I designed some medical instruments and they were in use at a hospital in Youngstown. They were having trouble with them and required me to come and look at them.
When I arrived I discovered that Youngstown was an old steel mill town and although the mills had closed 20 years before, they still had something like 18% unemployment.
Strangely enough the motels and taxis were all run by East Indians.
While I was in the hospital discovering that they had an X-Ray machine on the same power line as my Respiratory Gas Analyzer (the kickback of the X-Ray was blowing up the power supply on my instrument) I noted that the doctors weren't just arbitrary (as they usually are everywhere in the world) but thought of themselves as the Dictators In Charge of The World.
In California, if a Doctor addressed a nurse or a workman like they did in Youngstown they would have a broken jaw and require plastic surgery themselves. Nowhere else in the United States did I ever see such disrespect for other people as I did in Youngstown. I suppose that's because there were so many people standing in line for so few jobs.
But aside from "The Ruling Class" the people there were pretty nice, the food was rather a great deal more fatty (and delicious) than a Californian was used to, and the bread was better than most places on the east coast.
You have to remember that Ohio and Pennsylvania were mining and steel mill towns and that unemployment has never completely recovered from its high of almost 100% employment.
You weren't being humiliated but in fact people were trying to be as good to you as they could. It's just that they're used to "poor" and try to avoid making it obvious where it might further degrade public morale.
Luckily, in the 21st century, I'm sure that things are still improving, but old habits are sometimes hard to break.

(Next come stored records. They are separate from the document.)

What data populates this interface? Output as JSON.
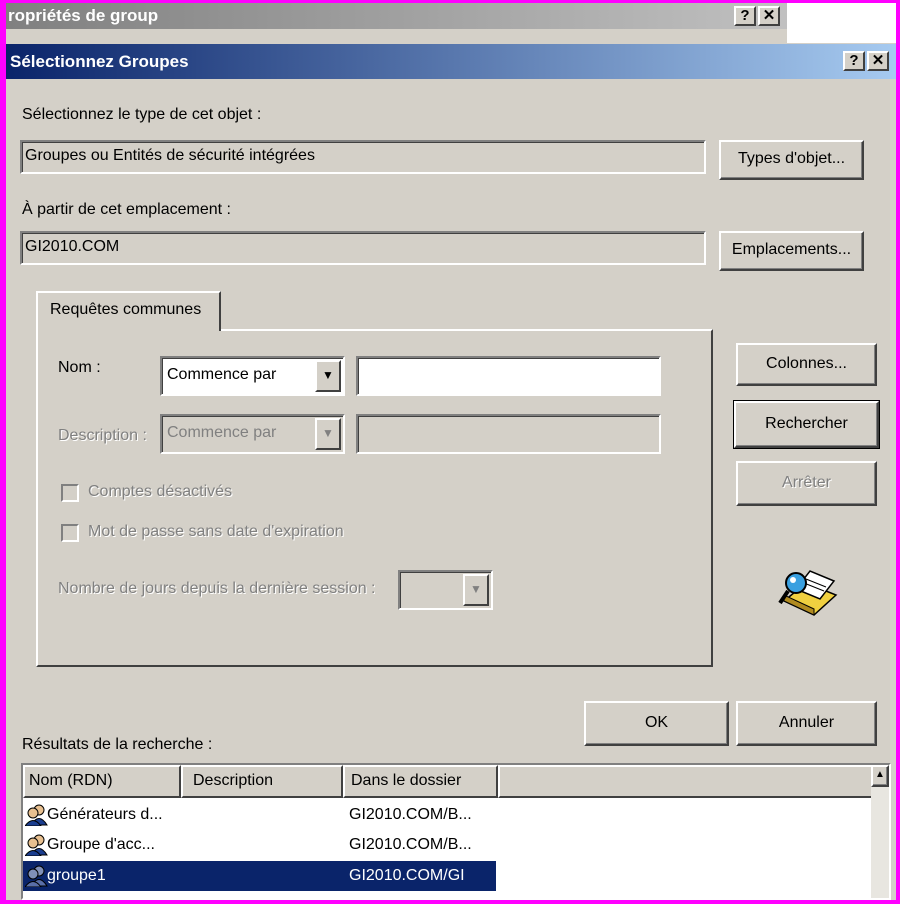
{
  "background_window": {
    "title": "ropriétés de group"
  },
  "title_bar": {
    "title": "Sélectionnez Groupes",
    "help": "?",
    "close": "X"
  },
  "object_type": {
    "label": "Sélectionnez le type de cet objet :",
    "value": "Groupes ou Entités de sécurité intégrées",
    "button": "Types d'objet..."
  },
  "location": {
    "label": "À partir de cet emplacement :",
    "value": "GI2010.COM",
    "button": "Emplacements..."
  },
  "tab": {
    "label": "Requêtes communes"
  },
  "query": {
    "name_label": "Nom :",
    "name_mode": "Commence par",
    "name_value": "",
    "desc_label": "Description :",
    "desc_mode": "Commence par",
    "desc_value": "",
    "disabled_accounts": "Comptes désactivés",
    "no_expire_password": "Mot de passe sans date d'expiration",
    "days_label": "Nombre de jours depuis la dernière session :",
    "days_value": ""
  },
  "side_buttons": {
    "columns": "Colonnes...",
    "search": "Rechercher",
    "stop": "Arrêter"
  },
  "dialog_buttons": {
    "ok": "OK",
    "cancel": "Annuler"
  },
  "results": {
    "label": "Résultats de la recherche :",
    "columns": [
      "Nom (RDN)",
      "Description",
      "Dans le dossier"
    ],
    "rows": [
      {
        "name": "Générateurs d...",
        "description": "",
        "folder": "GI2010.COM/B..."
      },
      {
        "name": "Groupe d'acc...",
        "description": "",
        "folder": "GI2010.COM/B..."
      },
      {
        "name": "groupe1",
        "description": "",
        "folder": "GI2010.COM/GI",
        "selected": true
      }
    ]
  },
  "colors": {
    "title_active": "#0a246a",
    "face": "#d4d0c8",
    "selection": "#0a246a",
    "border_outer": "#ff00ff"
  },
  "icons": [
    "help-icon",
    "close-icon",
    "dropdown-arrow-icon",
    "search-directory-icon",
    "group-icon",
    "scroll-up-icon"
  ]
}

Hopefully after I retire I'll be able to tour the mid-west and east coast myself. There's a lot of country out there that has people you won't meet anywhere else in the world.